As a nod to the most recent World Wildlife Day, we put our lenses toward four of the most critically endangered species in the United States. So what classifies species as critically endangered, you may ask?
The IUCN (International Union for Conservation of Nature) is the organization heralded as the leader for research, data analysis, field projects, advocacy, and lobbying primarily for nature conservation. Established in 1948 in France, the organization has since expanded as a respected key influencer for species and habitat conservation throughout the world. It produced the IUCN Red List of Threatened Species, which gives the categorization levels of species based on their status within their ecosystem and how they are being affected by internal and external factors.
The IUCN Red List has three main categories: Extinct, Threatened, and Lower Risk. Threatened and Lower Risk have five and three subcategories, respectively. Threatened has Extinct in the Wild (EW), Critically Endangered (CR), Endangered (EN) or Vulnerable (VU), and Near Threatened (NT). On the other hand, Lower Risk has Least Concern (LC), Data Deficient (DD), and Not Evaluated (NE).

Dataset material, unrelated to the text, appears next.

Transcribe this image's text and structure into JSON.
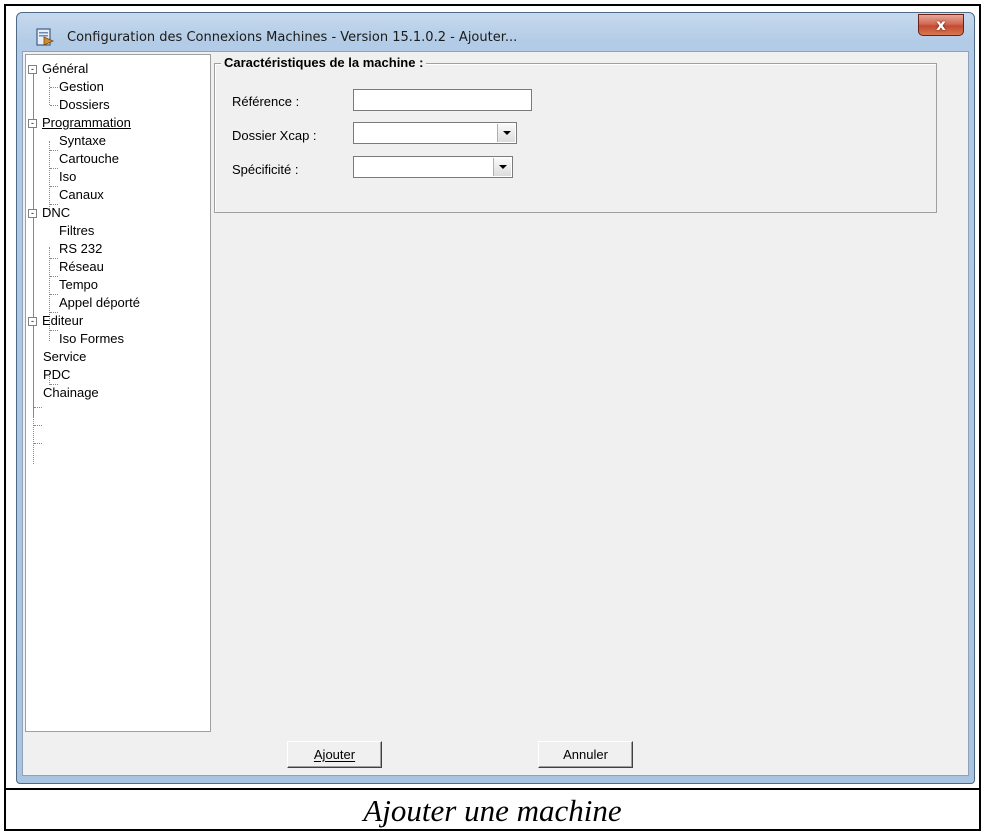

Breakdown of IUCN’s Red List. [Image: http://rstb.royalsocietypublishing.org/]
For the purpose of this article, we will focus on Critically Endangered (CR). These animals are at high risk for extinction. There are about 1,500 species that fall under the CR category, and approximately 300 of these alone are in the United States. Below are a few animals who are on the critically endangered list.
A gorgeous red wolf seemingly suspicious of whatever it’s staring at. [Image: www.forechange.com/]
The red wolf is known for its characteristic reddish fur, with some brown and black colors running along its back. It is shorter than its relative, the much more powerful grey wolf, only standing at an average 45–80 pounds, 26 inches at the shoulder, and about four feet from the tip of its nose to its tail.
The red wolf is in danger due to habitat extinction and as a result of poachers and hunters. Unfortunately the red wolf’s closeness to coyotes have made it a growing target of accidental killings due to hunting. The USFWS (United States Fish and Wildlife Service) has been attempting to increase support and conservation of the red wolf as its numbers continue to decrease in the wild.
American Burying Beetle
The American burying beetle as seen under a careful photographic lense. [Image: www.fws.gov/]
The American burying beetle is a large insect characterized by black and orange bands on its body; its antennae, head, and front legs have orange tips, patches, and spots. It suffers from dangers of extinction from a variety of causes: Less habitat range, unavailability of carcasses that these beetles utilize as a crucial part of their breeding habits, a possible reduction of reproduction due to genetic characteristics, and more carcass competition.
The U.S. FWS have been attempting to slowly reintroduce the American burying beetle to the public with a laboratory colony in Massachusetts. They are hoping to pinpoint the cause of the decline of these species.
A beautiful photo of a hawksbill turtle luxuriously swimming in the ocean. [Image: www.worldwildlife.org/]
The hawksbill sea turtle is an old species that primarily resides in the Atlantic and Indo-Pacific areas, with some numbers found in the U.S. Virgin Islands and Hawaii as well. It is characterized by a flat body, beak-like mouth, and protective carapace with black and brown across its back and sides. It can grow up to one meter long and can reach up to 280 pounds.
The hawksbill’s numbers have been decreasing due to human exploitation, loss of habitat, human and animal encroachment on its nesting sites, and the reptile’s slow maturation. Currently the IUCN and the U.S. Fish & Wildlife Service consider it endangered.
The Mississippi gopher frog averages three inches in length with a dark brown or black dorsal surface covered in warts. [Image: www.onegreenplanet.org/]
From its widely spread numbers, the gopher frog, also known as the Mississippi gopher frog, is now quickly declining to its extinction. It is now one of the rarest amphibians in North America, with only a 100 adults remaining in Harrison County, Mississippi. This population shift is largely due to adult mortality and a large difference in ages at maturity (females mature at 24–36 months while males do so at six to eight months), and the males not returning to mate because of the animals’ predisposition to being highly solitary. Conservation efforts are now in place to preserve the gopher frog’s population, with the U.S. Fish & Wildlife Service and the U.S. Forest Service combining forces in order to rehabilitate and create a future breeding site for these amphibians.
The aforementioned species are only four of the more than 100 critically endangered species in the United States. It is unfortunate that the most common denominator for their extinction is human involvement. Currently massive rehabilitation and conservation efforts are in place in order to put a stop to their declining numbers. If you wish to be more involved in the conservation efforts, we suggest visiting USFWS, U.S. Forest Service, and IUCN’s websites to learn how you can join in on the conversation of rehabilitation efforts.
And as always, don’t forget to check out your Pocket Ranger® apps to check out volunteer options in your state parks or viewing options for the other endangered species in the country. The app is available in both the Apple Store and Google Play. Download now, and get involved!